I have often said that indie bookstores have a symbiotic relationship with 2nd and 3rd tier authors. I suppose that symbiosis got a little out of hand when I bought a bookstore, but that’s another subject entirely. When Stephen King writes a new book, it doesn’t matter to him whether a little store like mine promotes it. His publisher will throw a fat marketing budget at it, his massive fan base will be all abuzz, and the book will hit the New York Times bestseller list before it even comes out. It’s a different matter for most authors.
When I write a new book, it makes a huge difference if a few independent bookstores pick it up and hand sell it. Small stores can launch an author. And one big author event can pay off that last big bill that pushes an indie store into profitability for the month. Don’t get me wrong; indie bookstores need J.K. Rowling and John Grisham and (sigh) Dan Brown. But authors like them aren’t going to show up in Red Lodge, Montana to do a book signing. Craig Johnson, on the other hand, still remembers the stores that hosted him back when he was relatively unknown, and still does his “outlaw motorcycle tour” each year where he signs at little stores like mine.

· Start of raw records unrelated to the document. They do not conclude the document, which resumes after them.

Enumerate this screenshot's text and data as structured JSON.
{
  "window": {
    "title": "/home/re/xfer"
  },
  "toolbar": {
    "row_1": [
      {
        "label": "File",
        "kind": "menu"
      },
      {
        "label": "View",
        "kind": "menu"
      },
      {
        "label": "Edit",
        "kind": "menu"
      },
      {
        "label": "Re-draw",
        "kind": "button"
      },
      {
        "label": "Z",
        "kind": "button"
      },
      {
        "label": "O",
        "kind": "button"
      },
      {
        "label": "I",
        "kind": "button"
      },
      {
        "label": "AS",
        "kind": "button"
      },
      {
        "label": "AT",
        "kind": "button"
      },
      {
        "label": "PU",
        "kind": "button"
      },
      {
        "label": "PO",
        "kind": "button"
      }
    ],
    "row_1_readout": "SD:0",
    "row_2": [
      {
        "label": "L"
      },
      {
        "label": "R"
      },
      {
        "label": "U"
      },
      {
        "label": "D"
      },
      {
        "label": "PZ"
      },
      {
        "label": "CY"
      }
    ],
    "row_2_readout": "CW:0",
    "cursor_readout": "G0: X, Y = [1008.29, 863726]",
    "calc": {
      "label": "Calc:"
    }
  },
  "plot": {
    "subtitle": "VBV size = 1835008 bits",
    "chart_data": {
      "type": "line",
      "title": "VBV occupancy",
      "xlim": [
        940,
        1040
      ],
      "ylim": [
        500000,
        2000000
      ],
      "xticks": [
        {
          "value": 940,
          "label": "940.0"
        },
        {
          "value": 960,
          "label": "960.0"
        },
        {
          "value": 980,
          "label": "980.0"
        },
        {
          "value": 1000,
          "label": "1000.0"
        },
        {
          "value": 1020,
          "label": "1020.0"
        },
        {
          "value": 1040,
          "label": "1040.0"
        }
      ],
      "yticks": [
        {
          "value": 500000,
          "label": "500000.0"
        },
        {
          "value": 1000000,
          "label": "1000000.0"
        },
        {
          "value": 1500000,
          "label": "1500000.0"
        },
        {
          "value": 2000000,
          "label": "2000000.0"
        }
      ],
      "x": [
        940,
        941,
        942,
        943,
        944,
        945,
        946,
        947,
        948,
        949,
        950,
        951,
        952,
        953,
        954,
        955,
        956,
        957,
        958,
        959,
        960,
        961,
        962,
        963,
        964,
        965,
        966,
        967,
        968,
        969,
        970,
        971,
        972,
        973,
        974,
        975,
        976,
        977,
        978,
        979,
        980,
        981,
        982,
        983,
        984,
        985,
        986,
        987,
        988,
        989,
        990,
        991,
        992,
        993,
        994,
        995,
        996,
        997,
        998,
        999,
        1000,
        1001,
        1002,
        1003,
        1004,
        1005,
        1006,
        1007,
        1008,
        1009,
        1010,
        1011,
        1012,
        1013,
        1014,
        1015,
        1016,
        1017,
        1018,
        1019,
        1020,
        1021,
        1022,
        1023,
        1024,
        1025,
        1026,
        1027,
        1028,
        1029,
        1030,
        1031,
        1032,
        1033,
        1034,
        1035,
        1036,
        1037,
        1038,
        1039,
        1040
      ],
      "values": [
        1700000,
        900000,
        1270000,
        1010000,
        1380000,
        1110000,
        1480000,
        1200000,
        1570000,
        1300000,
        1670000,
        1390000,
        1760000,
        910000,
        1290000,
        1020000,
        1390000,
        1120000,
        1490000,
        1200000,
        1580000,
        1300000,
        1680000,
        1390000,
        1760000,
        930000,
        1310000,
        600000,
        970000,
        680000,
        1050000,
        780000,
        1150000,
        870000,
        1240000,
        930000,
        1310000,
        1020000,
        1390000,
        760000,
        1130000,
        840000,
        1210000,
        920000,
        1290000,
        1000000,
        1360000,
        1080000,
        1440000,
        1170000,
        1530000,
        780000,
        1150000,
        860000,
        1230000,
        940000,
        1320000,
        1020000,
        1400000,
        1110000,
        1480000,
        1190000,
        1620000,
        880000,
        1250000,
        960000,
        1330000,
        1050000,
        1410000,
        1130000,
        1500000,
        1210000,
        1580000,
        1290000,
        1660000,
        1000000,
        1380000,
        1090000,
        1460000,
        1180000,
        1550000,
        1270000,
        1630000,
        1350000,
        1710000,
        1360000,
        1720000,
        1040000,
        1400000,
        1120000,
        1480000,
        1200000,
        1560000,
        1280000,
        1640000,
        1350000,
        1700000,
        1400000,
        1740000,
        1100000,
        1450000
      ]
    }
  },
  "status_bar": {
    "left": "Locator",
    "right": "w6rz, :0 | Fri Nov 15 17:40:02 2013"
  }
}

A few months ago, Sherman Alexie (author of The Absolutely True Diary of a Part-Time Indian, among other books) wrote an open letter to other authors suggesting that Small Business Saturday would be a perfect opportunity for authors to show their support of indie bookstores by becoming an honorary bookseller for a day. He said we could call it “Indies First.” His idea, in the e-parlance of today, went viral. Authors jumped on the idea, and the American Booksellers Association stepped in to help pair up authors with stores.
On Small Business Saturday, which fell on November 30th this year, over 1,000 authors showed up at their favorite bookstore to sell books. Not just their own books. These authors did what the people in the stores do every day: they talked to shoppers and helped them pick books for themselves and for gifts.
Craig Lancaster came to my store that day — and it warmed my heart that an author published by Amazon still loves the brick & mortar stores! Craig introduced himself to everyone that came in the store and told them about Indies First. Normally, when Craig is in my store, I’m telling everybody about his books: Edward Adrift is as good as (dare I say “better than”?) 600 Hours of Edward. I really enjoyed his short story collection, Quantum Physics and the Art of Departure, and I think you’ll like it, too. That day, however, I got to listen to Craig helping people find good books by other authors. Sure, we sold some of his, but I enjoyed hearing what other authors he recommended.
I think that the Indies First program is a wonderful idea. It does sadden me a bit that we need to do it. A section on a website entitled, “People who looked at this book also bought these books,” isn’t a substitute for talking to someone who’s knowledgeable about books, and that’s what indie stores are all about. Back before I bought a bookstore, I used to seek out the indies because shopping at the big stores was frustrating. I could never find anyone who actually knew their inventory or knew how to answer my questions. Even though I own a store now, I still visit other indie stores when I travel. After twelve years in the business, I continue to learn from people in those other stores, and they often recommend books I wouldn’t have thought of reading — or giving as gifts.
The timing on Indies First was also just right. Most of us manage to muddle along finding good things to read for ourselves. But finding good books as gifts can be more challenging. That’s where the perspective of the authors helps. They can come up with ideas for gift-giving that the store staff might not have thought of. With Christmas approaching, that’s invaluable.
Thank you to Sherman Alexie for coming up with the idea, to the American Booksellers Association for promoting it, and to Craig Lancaster for bringing it to my store. It made a difference to us.
Graphic blogs are all the rage these days, but I’ve never tried doing one. I’m not really much of an artist. I was, however, a computer science major back in the days when we flowcharted our programs before we started coding them. I can do flowcharts. So, in the wake of controversy over an attempt to ban Sherman Alexie’s book, The Absolutely True Diary of a Part-Time Indian, I decided to do my first graphical blog post.
Here you go:
If the subject of book bannings and censorship interests you, then you might want to take a look at another of my posts: A few myths about banned books. I’ve spoken about this subject before to a variety of groups, including the Red Lodge Forum for Provocative Issues.